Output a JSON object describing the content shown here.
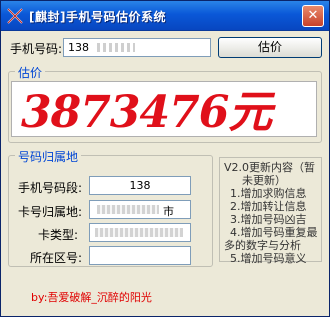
{
  "window": {
    "title": "[麒封]手机号码估价系统",
    "close_symbol": "✕"
  },
  "query": {
    "phone_label": "手机号码:",
    "phone_value": "138 ",
    "estimate_button": "估价"
  },
  "price": {
    "group_title": "估价",
    "value": "3873476元"
  },
  "attribution": {
    "group_title": "号码归属地",
    "segment_label": "手机号码段:",
    "segment_value": "138",
    "location_label": "卡号归属地:",
    "location_value": "市",
    "card_type_label": "卡类型:",
    "card_type_value": "",
    "area_code_label": "所在区号:",
    "area_code_value": ""
  },
  "update_notes": {
    "title_line1": "V2.0更新内容（暂",
    "title_line2": "未更新）",
    "items": [
      "1.增加求购信息",
      "2.增加转让信息",
      "3.增加号码凶吉",
      "4.增加号码重复最",
      "多的数字与分析",
      "5.增加号码意义"
    ]
  },
  "footer": {
    "credit": "by:吾爱破解_沉醉的阳光"
  },
  "colors": {
    "title_bar": "#0a58d8",
    "price_text": "#e0101a",
    "group_title": "#0046d5",
    "credit_text": "#e00000"
  },
  "icons": {
    "app_icon": "crossed-swords-icon",
    "close_icon": "close-icon"
  }
}
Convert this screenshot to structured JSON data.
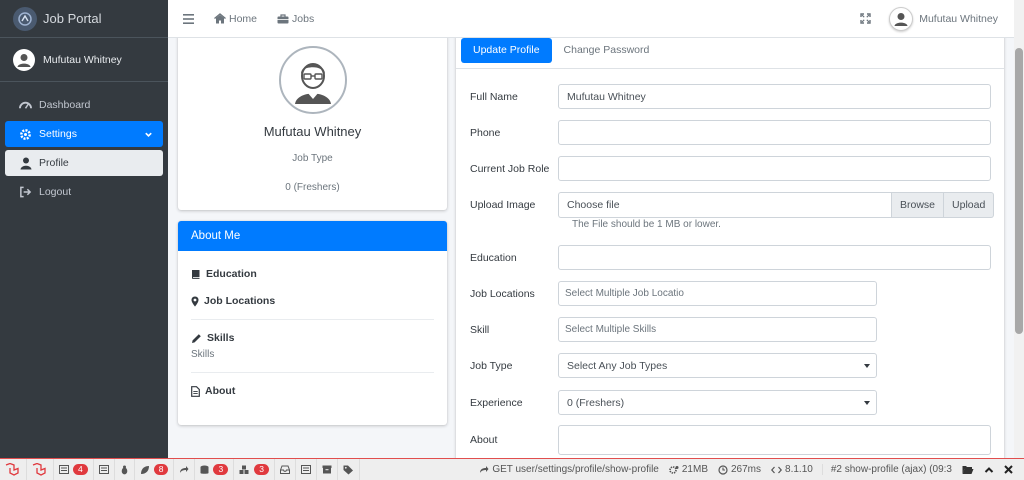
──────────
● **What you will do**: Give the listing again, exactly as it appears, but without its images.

● **Problem solution**:
Output a JSON object describing the content shown here.
{
  "window": {
    "title": "[麒封]手机号码估价系统",
    "close_symbol": "✕"
  },
  "query": {
    "phone_label": "手机号码:",
    "phone_value": "138 ",
    "estimate_button": "估价"
  },
  "price": {
    "group_title": "估价",
    "value": "3873476元"
  },
  "attribution": {
    "group_title": "号码归属地",
    "segment_label": "手机号码段:",
    "segment_value": "138",
    "location_label": "卡号归属地:",
    "location_value": "市",
    "card_type_label": "卡类型:",
    "card_type_value": "",
    "area_code_label": "所在区号:",
    "area_code_value": ""
  },
  "update_notes": {
    "title_line1": "V2.0更新内容（暂",
    "title_line2": "未更新）",
    "items": [
      "1.增加求购信息",
      "2.增加转让信息",
      "3.增加号码凶吉",
      "4.增加号码重复最",
      "多的数字与分析",
      "5.增加号码意义"
    ]
  },
  "footer": {
    "credit": "by:吾爱破解_沉醉的阳光"
  },
  "colors": {
    "title_bar": "#0a58d8",
    "price_text": "#e0101a",
    "group_title": "#0046d5",
    "credit_text": "#e00000"
  },
  "icons": {
    "app_icon": "crossed-swords-icon",
    "close_icon": "close-icon"
  }
}
Convert this screenshot to structured JSON data.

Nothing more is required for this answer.